§ **WHAT IS NEEDED**
Make an exact copy of the records below, excluding images.
⁂
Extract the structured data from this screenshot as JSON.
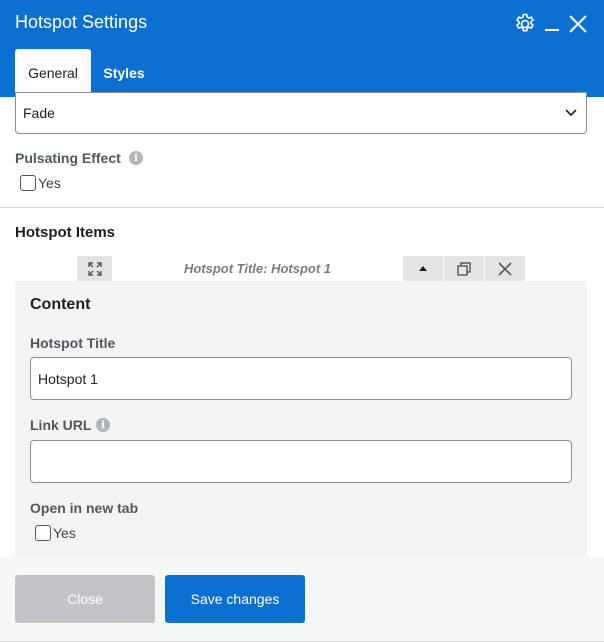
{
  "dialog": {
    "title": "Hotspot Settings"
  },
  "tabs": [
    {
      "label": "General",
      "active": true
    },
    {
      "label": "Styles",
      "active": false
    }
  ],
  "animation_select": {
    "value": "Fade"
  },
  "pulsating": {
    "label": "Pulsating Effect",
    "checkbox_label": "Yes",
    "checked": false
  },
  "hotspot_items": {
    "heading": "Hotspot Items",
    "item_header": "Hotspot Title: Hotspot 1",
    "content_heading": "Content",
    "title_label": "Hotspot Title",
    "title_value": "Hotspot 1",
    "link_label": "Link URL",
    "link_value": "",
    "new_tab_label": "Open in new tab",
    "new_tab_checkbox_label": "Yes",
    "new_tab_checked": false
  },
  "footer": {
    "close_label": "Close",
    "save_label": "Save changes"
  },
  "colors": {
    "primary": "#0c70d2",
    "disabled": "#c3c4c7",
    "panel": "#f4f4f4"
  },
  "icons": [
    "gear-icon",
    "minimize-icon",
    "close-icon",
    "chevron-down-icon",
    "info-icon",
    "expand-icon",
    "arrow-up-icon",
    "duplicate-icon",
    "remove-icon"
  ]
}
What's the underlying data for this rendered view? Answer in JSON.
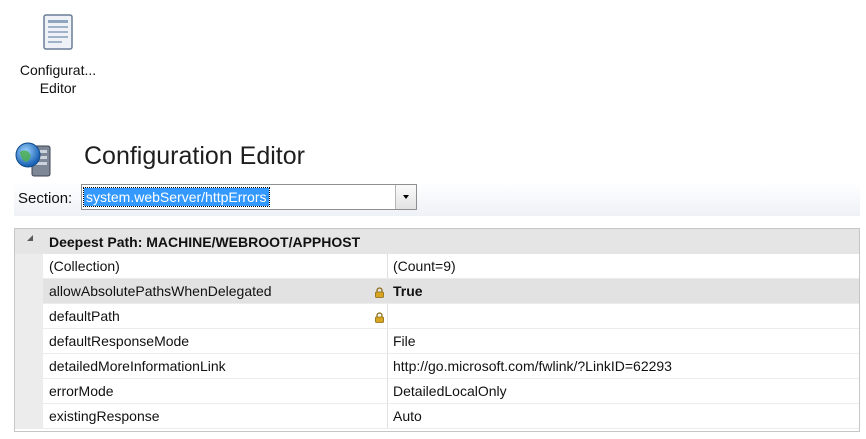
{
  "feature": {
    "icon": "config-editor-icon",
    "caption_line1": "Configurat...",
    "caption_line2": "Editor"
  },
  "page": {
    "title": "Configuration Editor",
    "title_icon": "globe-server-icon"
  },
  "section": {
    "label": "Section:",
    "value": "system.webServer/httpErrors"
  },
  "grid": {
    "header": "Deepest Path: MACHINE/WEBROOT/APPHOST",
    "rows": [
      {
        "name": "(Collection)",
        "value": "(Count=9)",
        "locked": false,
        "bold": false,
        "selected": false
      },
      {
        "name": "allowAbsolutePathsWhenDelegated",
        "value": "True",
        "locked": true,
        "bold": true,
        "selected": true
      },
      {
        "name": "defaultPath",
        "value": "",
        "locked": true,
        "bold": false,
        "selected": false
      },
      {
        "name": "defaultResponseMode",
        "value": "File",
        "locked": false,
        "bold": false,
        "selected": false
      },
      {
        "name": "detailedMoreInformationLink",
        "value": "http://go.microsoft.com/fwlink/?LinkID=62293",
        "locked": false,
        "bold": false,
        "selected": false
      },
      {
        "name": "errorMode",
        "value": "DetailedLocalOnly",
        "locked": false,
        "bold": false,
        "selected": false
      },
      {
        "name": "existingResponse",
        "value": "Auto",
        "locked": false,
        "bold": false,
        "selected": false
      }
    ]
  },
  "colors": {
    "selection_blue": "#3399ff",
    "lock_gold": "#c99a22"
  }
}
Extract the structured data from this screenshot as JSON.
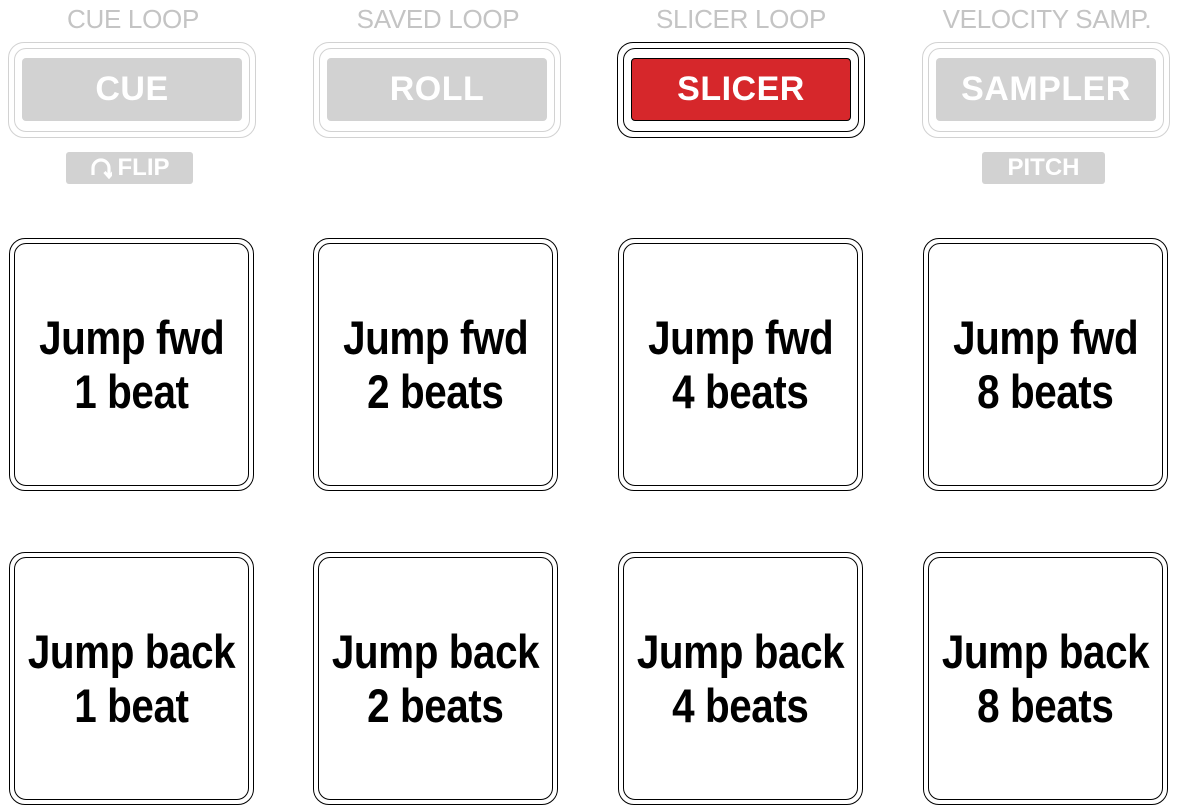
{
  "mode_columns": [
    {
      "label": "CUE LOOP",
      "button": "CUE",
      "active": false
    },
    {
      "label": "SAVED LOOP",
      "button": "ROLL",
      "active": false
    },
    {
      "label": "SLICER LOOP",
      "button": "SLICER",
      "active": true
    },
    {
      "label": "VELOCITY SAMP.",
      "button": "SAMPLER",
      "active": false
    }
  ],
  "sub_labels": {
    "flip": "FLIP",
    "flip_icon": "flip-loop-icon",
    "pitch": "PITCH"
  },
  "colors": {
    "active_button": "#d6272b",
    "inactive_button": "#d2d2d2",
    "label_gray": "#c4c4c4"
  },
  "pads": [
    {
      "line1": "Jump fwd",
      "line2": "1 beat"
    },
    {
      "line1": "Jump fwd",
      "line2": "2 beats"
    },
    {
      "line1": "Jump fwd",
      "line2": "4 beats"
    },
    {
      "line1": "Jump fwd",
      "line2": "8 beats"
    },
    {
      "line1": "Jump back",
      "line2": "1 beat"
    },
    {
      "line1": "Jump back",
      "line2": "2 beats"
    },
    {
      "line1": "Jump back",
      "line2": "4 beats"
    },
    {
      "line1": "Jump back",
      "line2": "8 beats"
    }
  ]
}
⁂
§ **ANSWER TO THE EXERCISE**
Extract the structured data from this screenshot as JSON.
{
  "dialog": {
    "title": "Hotspot Settings"
  },
  "tabs": [
    {
      "label": "General",
      "active": true
    },
    {
      "label": "Styles",
      "active": false
    }
  ],
  "animation_select": {
    "value": "Fade"
  },
  "pulsating": {
    "label": "Pulsating Effect",
    "checkbox_label": "Yes",
    "checked": false
  },
  "hotspot_items": {
    "heading": "Hotspot Items",
    "item_header": "Hotspot Title: Hotspot 1",
    "content_heading": "Content",
    "title_label": "Hotspot Title",
    "title_value": "Hotspot 1",
    "link_label": "Link URL",
    "link_value": "",
    "new_tab_label": "Open in new tab",
    "new_tab_checkbox_label": "Yes",
    "new_tab_checked": false
  },
  "footer": {
    "close_label": "Close",
    "save_label": "Save changes"
  },
  "colors": {
    "primary": "#0c70d2",
    "disabled": "#c3c4c7",
    "panel": "#f4f4f4"
  },
  "icons": [
    "gear-icon",
    "minimize-icon",
    "close-icon",
    "chevron-down-icon",
    "info-icon",
    "expand-icon",
    "arrow-up-icon",
    "duplicate-icon",
    "remove-icon"
  ]
}
What's the underlying data for this rendered view? Answer in JSON.
{
  "feature": {
    "icon": "config-editor-icon",
    "caption_line1": "Configurat...",
    "caption_line2": "Editor"
  },
  "page": {
    "title": "Configuration Editor",
    "title_icon": "globe-server-icon"
  },
  "section": {
    "label": "Section:",
    "value": "system.webServer/httpErrors"
  },
  "grid": {
    "header": "Deepest Path: MACHINE/WEBROOT/APPHOST",
    "rows": [
      {
        "name": "(Collection)",
        "value": "(Count=9)",
        "locked": false,
        "bold": false,
        "selected": false
      },
      {
        "name": "allowAbsolutePathsWhenDelegated",
        "value": "True",
        "locked": true,
        "bold": true,
        "selected": true
      },
      {
        "name": "defaultPath",
        "value": "",
        "locked": true,
        "bold": false,
        "selected": false
      },
      {
        "name": "defaultResponseMode",
        "value": "File",
        "locked": false,
        "bold": false,
        "selected": false
      },
      {
        "name": "detailedMoreInformationLink",
        "value": "http://go.microsoft.com/fwlink/?LinkID=62293",
        "locked": false,
        "bold": false,
        "selected": false
      },
      {
        "name": "errorMode",
        "value": "DetailedLocalOnly",
        "locked": false,
        "bold": false,
        "selected": false
      },
      {
        "name": "existingResponse",
        "value": "Auto",
        "locked": false,
        "bold": false,
        "selected": false
      }
    ]
  },
  "colors": {
    "selection_blue": "#3399ff",
    "lock_gold": "#c99a22"
  }
}
Extract the structured data from this screenshot as JSON.
{
  "mode_columns": [
    {
      "label": "CUE LOOP",
      "button": "CUE",
      "active": false
    },
    {
      "label": "SAVED LOOP",
      "button": "ROLL",
      "active": false
    },
    {
      "label": "SLICER LOOP",
      "button": "SLICER",
      "active": true
    },
    {
      "label": "VELOCITY SAMP.",
      "button": "SAMPLER",
      "active": false
    }
  ],
  "sub_labels": {
    "flip": "FLIP",
    "flip_icon": "flip-loop-icon",
    "pitch": "PITCH"
  },
  "colors": {
    "active_button": "#d6272b",
    "inactive_button": "#d2d2d2",
    "label_gray": "#c4c4c4"
  },
  "pads": [
    {
      "line1": "Jump fwd",
      "line2": "1 beat"
    },
    {
      "line1": "Jump fwd",
      "line2": "2 beats"
    },
    {
      "line1": "Jump fwd",
      "line2": "4 beats"
    },
    {
      "line1": "Jump fwd",
      "line2": "8 beats"
    },
    {
      "line1": "Jump back",
      "line2": "1 beat"
    },
    {
      "line1": "Jump back",
      "line2": "2 beats"
    },
    {
      "line1": "Jump back",
      "line2": "4 beats"
    },
    {
      "line1": "Jump back",
      "line2": "8 beats"
    }
  ]
}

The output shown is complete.